Comparison to 2010. PASS.
This is the fourth time in the past 12 seasons in which the Canadiens pulled off a monumental first round upset and every time has seen them dispatched fairly easily in the second round. In those three second round matchups, the Habs have managed to win only 2 games. The question for me then straddles the line of hope and rationality.
Unfortunately for me, the left side of my brain always seems to overpower the right side of my brain. I always look to history to lead the way. In order for me to believe that the Canadiens rope-a-dope can succeed for more than one round, I need to place their exploits into a historical context that can convince me of this possibility. Is there a an 8th seeded Stanley Cup run in which a team was consistently outshot, yet overcame this to win the Stanley Cup?
Example number one brought up the 1982 Vancouver Canucks, but they were destroyed in 4 straight in the Stanley Cup Finals. They were eliminated from consideration.
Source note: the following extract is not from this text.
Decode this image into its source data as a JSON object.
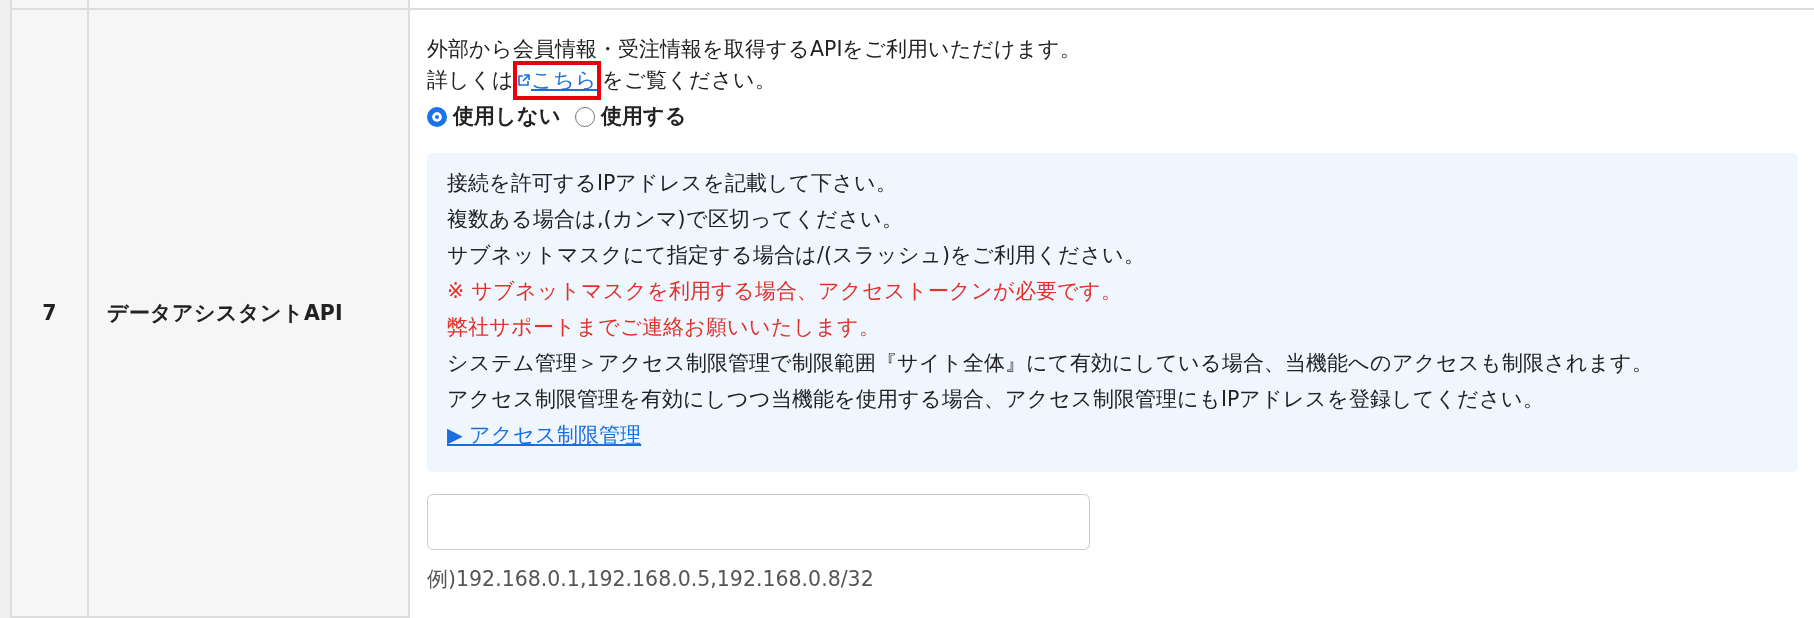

The 1991-92 Minnesota North Stars went on a miracle run where they knocked off the number one seeded Blackhawks, the number two seeded St. Louis Blues, the defending Stanley Cup champion Oilers before being blown out by the Pittsburgh Penguins 8-0 in Game 6. Eliminated.
The 1999 Buffalo Sabres were a candidate until I looked at their 2nd a 3rd round matchups in which they outshot their opposition. Eliminated.
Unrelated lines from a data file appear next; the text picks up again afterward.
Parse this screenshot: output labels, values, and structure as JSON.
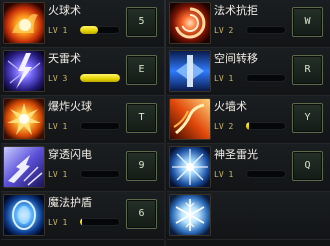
{
  "skills_left": [
    {
      "name": "火球术",
      "level": "LV 1",
      "progress": 0.45,
      "hotkey": "5",
      "icon": "fireball-icon"
    },
    {
      "name": "天雷术",
      "level": "LV 3",
      "progress": 1.0,
      "hotkey": "E",
      "icon": "thunder-icon"
    },
    {
      "name": "爆炸火球",
      "level": "LV 1",
      "progress": 0.0,
      "hotkey": "T",
      "icon": "explosion-icon"
    },
    {
      "name": "穿透闪电",
      "level": "LV 1",
      "progress": 0.0,
      "hotkey": "9",
      "icon": "piercing-lightning-icon"
    },
    {
      "name": "魔法护盾",
      "level": "LV 1",
      "progress": 0.05,
      "hotkey": "6",
      "icon": "magic-shield-icon"
    }
  ],
  "skills_right": [
    {
      "name": "法术抗拒",
      "level": "LV 2",
      "progress": 0.0,
      "hotkey": "W",
      "icon": "spell-resist-icon"
    },
    {
      "name": "空间转移",
      "level": "LV 1",
      "progress": 0.0,
      "hotkey": "R",
      "icon": "teleport-icon"
    },
    {
      "name": "火墙术",
      "level": "LV 2",
      "progress": 0.08,
      "hotkey": "Y",
      "icon": "fire-wall-icon"
    },
    {
      "name": "神圣雷光",
      "level": "LV 1",
      "progress": 0.0,
      "hotkey": "Q",
      "icon": "holy-lightning-icon"
    },
    {
      "name": "",
      "level": "",
      "progress": 0.0,
      "hotkey": "",
      "icon": "ice-icon"
    }
  ]
}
The 2003 Anaheim Ducks went on a legendary run with JS Giguere, but even that run took place in the dead puck era where hooking, holding and obstruction were at their peak and did not involve Giguere seeing more than 29 shots per game. Eliminated.
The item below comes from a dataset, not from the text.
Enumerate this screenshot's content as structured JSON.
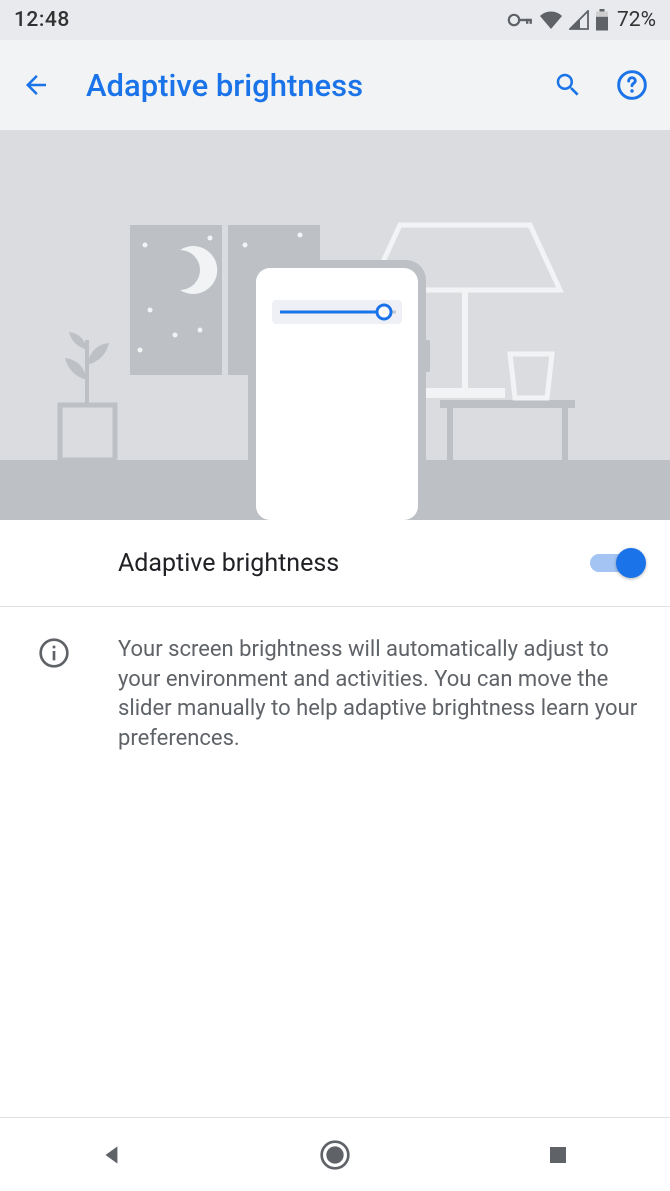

The 2004 Flames run is a run that grabbed my attention, but it was a 6th seed facing a 3 seed and the point differential on the season was only 7 points between them and their first round opponent, the Vancouver Canucks. The first round series also didn't represent a disproportionate amount of shots fired at the Calgary goal in their 7 game victory. They actually completed the first round with a + 2 in shot differential. They too were eliminated.
All ultimately fell short of my desired goal.
My last ditch effort brought me to the 2006 Edmonton Oilers.
The Oilers were an 8 seed that knocked off the heavily favoured Detroit Red Wings. They overcame a 29 point differential and the second rated offense in the NHL. In the first round of the playoffs, the Oilers were outshot 40 - 26 for a differential of -14. In the second round of the playoffs against the Sharks through 2 games the Oilers trailed 2 games to nothing and had been outshot 68-41, a worse differential than the Canadiens 63-52 through 2 games against the Penguins.
From this point forward the Oilers outshot the Sharks 136 - 107. They then defeated the Ducks even though they were outshot in every game and then dominated the shot clock against the Canes in the Stanley Cup Final outshooting them 200 - 164. Now the Oilers eventually lost in Game 7, but they did lose Roloson in Game 1. Considering the drop off from Roloson's .927 SV% to Conklin/Markkanen's .900 SV% it is not a stretch to believe the Oilers could have won the Cup had he not missed 6 of the 7 games.
Since it is the only comparable that legitimately allows me to hold on to my Stanley Cup pipedream, I will allow my right brain to overpower the left for now.
Even though the rope-a-dope the Canadiens are using is an actual strategy, it is one frought with peril. Anybody who believes in Corsi numbers understands that this is likely a strategy that will ultimately fail. Passes that are just missing outreached sticks, rebounds that are being scooped up by defensemen and Mike Cammalleri maintaining a 26% shooting percentage are longshots at best, but until these things ultimately fail I maintain some semblance of hope.
It just doesn't revolve around disingenuous creative storytelling brought forth by the mainstream media to protect their own reputation and increase viewership and web hits.